WHAT THIS TASK INVOLVES: Could you reproduce the entries exactly, omitting every picture?

(Dataset rows describing interfaces)
------------------------------------------------------------
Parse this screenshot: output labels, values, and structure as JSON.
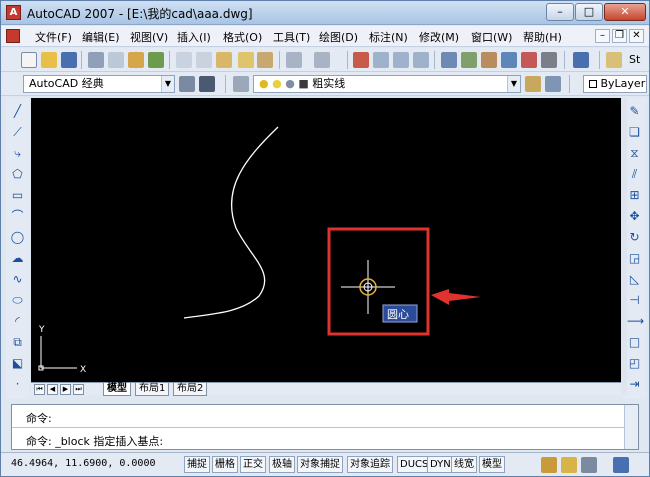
{
  "window": {
    "title": "AutoCAD 2007 - [E:\\我的cad\\aaa.dwg]",
    "minimize": "–",
    "maximize": "□",
    "close": "✕"
  },
  "menu": {
    "items": [
      "文件(F)",
      "编辑(E)",
      "视图(V)",
      "插入(I)",
      "格式(O)",
      "工具(T)",
      "绘图(D)",
      "标注(N)",
      "修改(M)",
      "窗口(W)",
      "帮助(H)"
    ],
    "doc_minimize": "–",
    "doc_restore": "❐",
    "doc_close": "✕"
  },
  "toolbar2": {
    "workspace": "AutoCAD 经典",
    "layer": "粗实线",
    "bylayer": "ByLayer",
    "style_stub": "St"
  },
  "canvas": {
    "tooltip": "圆心",
    "ucs_x": "X",
    "ucs_y": "Y",
    "highlight_color": "#e0332e",
    "curve_color": "#ffffff"
  },
  "tabs": {
    "items": [
      "模型",
      "布局1",
      "布局2"
    ]
  },
  "command": {
    "line1": "命令:",
    "line2": "命令: _block 指定插入基点:"
  },
  "status": {
    "coords": "46.4964, 11.6900, 0.0000",
    "buttons": [
      "捕捉",
      "栅格",
      "正交",
      "极轴",
      "对象捕捉",
      "对象追踪",
      "DUCS",
      "DYN",
      "线宽",
      "模型"
    ]
  }
}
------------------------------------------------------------
SOLUTION TO THIS PROBLEM:
Parse this screenshot: output labels, values, and structure as JSON.
{
  "window": {
    "title": "AutoCAD 2007 - [E:\\我的cad\\aaa.dwg]",
    "minimize": "–",
    "maximize": "□",
    "close": "✕"
  },
  "menu": {
    "items": [
      "文件(F)",
      "编辑(E)",
      "视图(V)",
      "插入(I)",
      "格式(O)",
      "工具(T)",
      "绘图(D)",
      "标注(N)",
      "修改(M)",
      "窗口(W)",
      "帮助(H)"
    ],
    "doc_minimize": "–",
    "doc_restore": "❐",
    "doc_close": "✕"
  },
  "toolbar2": {
    "workspace": "AutoCAD 经典",
    "layer": "粗实线",
    "bylayer": "ByLayer",
    "style_stub": "St"
  },
  "canvas": {
    "tooltip": "圆心",
    "ucs_x": "X",
    "ucs_y": "Y",
    "highlight_color": "#e0332e",
    "curve_color": "#ffffff"
  },
  "tabs": {
    "items": [
      "模型",
      "布局1",
      "布局2"
    ]
  },
  "command": {
    "line1": "命令:",
    "line2": "命令: _block 指定插入基点:"
  },
  "status": {
    "coords": "46.4964, 11.6900, 0.0000",
    "buttons": [
      "捕捉",
      "栅格",
      "正交",
      "极轴",
      "对象捕捉",
      "对象追踪",
      "DUCS",
      "DYN",
      "线宽",
      "模型"
    ]
  }
}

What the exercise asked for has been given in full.